Phone: 503-709-7866

If you haven’t checked out the East Multnomah County Soil and Water Conservation District District – – you should! Their website is filled with eco-friendly ideas for taking care of your land – whether it’s a condo backyard or a larger property. The Soil and Water Conservation District is charged with helping to reduce water pollution from storm run-off: the rain that pours off our roofs, driveways, and streets, picking up every pollutant in its path before dumping into storm drains and then into our rivers.

The Soil and Water Conservation District also works with land caretakers to eliminate soil erosion, reduce invasive plants, and re-introduce Native species, with all their benefits for wildlife. A great website and an even more interesting physical location at 5211 N Williams Ave. in Portland.

The East Multnomah Soil and Water Conservation District Office is located in a renovated home: The large lot is designed with pervious concrete driveways to allow rain to sink into the soil. The gutters flow into landscaped rain gardens that use rock and water absorbing plants to send roof water back underground instead of flash flooding into the street. The gorgeous metal rain chain in the shape of a tree is a work of art. The facility also sports a beautiful ‘green roof’ that absorbs rain for it’s lush plantings. A great place to visit for inspiration for your sustainable yard!

Water conservation

What are Rain Gardens?

The City of Portland is encouraging homeowners to disconnect their gutters, reducing the amount of water flowing into our overloaded water systems. The Water Dept. even offers a $10.00/month credit for doing so! However, just disconnecting your gutters without providing a place for water to disperse in your yard can create a soggy unhealthy garden and can damage your home.
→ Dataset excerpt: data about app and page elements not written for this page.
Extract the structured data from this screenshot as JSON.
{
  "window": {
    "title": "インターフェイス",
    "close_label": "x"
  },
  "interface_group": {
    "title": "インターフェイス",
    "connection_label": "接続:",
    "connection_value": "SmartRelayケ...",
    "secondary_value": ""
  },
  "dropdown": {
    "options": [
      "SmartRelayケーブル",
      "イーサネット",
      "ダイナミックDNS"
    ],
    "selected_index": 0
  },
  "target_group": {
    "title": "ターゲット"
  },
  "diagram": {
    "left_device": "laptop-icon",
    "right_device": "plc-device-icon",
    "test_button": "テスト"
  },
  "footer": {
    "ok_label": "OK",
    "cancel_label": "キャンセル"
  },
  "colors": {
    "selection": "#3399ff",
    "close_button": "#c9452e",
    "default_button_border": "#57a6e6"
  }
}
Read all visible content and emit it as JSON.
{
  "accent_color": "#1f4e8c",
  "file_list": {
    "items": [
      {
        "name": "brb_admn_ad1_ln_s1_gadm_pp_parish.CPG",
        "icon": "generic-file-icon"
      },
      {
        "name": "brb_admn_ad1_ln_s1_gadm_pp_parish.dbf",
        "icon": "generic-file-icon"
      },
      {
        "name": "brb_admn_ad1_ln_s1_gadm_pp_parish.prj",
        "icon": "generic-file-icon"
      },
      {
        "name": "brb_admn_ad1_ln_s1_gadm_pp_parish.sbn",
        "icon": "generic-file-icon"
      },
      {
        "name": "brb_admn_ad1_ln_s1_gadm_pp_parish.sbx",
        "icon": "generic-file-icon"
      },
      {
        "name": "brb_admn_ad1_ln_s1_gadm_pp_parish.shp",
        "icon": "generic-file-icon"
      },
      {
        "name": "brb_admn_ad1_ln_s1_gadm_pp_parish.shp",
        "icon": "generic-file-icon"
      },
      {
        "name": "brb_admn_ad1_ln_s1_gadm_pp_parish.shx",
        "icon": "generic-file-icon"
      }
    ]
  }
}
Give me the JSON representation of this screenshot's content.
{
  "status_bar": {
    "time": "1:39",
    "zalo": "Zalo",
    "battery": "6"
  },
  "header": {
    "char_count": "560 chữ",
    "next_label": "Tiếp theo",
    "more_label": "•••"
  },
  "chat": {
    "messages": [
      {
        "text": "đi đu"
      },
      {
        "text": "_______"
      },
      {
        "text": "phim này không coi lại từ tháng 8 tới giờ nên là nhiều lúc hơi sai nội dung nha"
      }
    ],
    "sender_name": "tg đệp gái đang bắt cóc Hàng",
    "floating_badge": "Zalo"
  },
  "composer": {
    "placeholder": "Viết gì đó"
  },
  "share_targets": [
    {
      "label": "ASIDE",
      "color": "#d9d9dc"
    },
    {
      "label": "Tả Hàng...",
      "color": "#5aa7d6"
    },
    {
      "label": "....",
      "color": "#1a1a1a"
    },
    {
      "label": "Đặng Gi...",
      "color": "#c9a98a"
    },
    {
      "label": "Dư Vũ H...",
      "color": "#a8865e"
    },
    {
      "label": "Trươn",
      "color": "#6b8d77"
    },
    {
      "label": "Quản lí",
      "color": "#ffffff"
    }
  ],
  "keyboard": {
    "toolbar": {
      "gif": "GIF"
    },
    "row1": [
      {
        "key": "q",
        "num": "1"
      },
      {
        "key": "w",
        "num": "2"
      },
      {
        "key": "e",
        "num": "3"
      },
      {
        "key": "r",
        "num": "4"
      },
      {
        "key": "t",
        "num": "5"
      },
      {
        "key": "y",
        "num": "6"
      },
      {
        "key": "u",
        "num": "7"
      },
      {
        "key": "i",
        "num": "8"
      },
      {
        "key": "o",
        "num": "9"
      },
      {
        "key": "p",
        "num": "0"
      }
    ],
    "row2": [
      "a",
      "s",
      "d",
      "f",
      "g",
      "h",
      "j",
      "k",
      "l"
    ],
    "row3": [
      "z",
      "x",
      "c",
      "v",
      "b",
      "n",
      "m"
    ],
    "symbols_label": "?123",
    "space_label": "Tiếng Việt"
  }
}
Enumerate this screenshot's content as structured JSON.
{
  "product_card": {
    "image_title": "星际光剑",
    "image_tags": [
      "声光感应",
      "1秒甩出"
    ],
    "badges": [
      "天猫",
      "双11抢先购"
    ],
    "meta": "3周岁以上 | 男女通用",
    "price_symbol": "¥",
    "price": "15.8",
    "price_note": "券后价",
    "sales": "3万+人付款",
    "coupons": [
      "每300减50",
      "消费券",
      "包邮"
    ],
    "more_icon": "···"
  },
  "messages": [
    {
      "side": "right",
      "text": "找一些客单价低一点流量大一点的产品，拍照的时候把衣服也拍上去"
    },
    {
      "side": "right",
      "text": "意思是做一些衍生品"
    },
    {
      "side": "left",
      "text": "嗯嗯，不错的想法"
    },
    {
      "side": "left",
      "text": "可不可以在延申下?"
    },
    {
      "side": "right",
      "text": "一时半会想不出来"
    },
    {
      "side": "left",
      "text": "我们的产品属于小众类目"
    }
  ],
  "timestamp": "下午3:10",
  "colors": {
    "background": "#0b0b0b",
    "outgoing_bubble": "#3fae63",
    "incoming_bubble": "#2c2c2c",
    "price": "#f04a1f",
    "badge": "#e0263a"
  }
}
Fortunately, there is a simple low-tech solution: A Rain Garden is a site that collects water run-off (from a roof or other hard surface) and allows it to percolate slowly into the soil. A selection of water-loving plants and grasses and natural rock and boulders can give the appearance of a mini-wetland or stream bed, integrated into your yard. Rain Gardens can reduce the need for irrigation and can be designed to attract butterflies, hummingbirds, and pollinators. A Rain Garden is a simple way to restore a bit of nature around your home.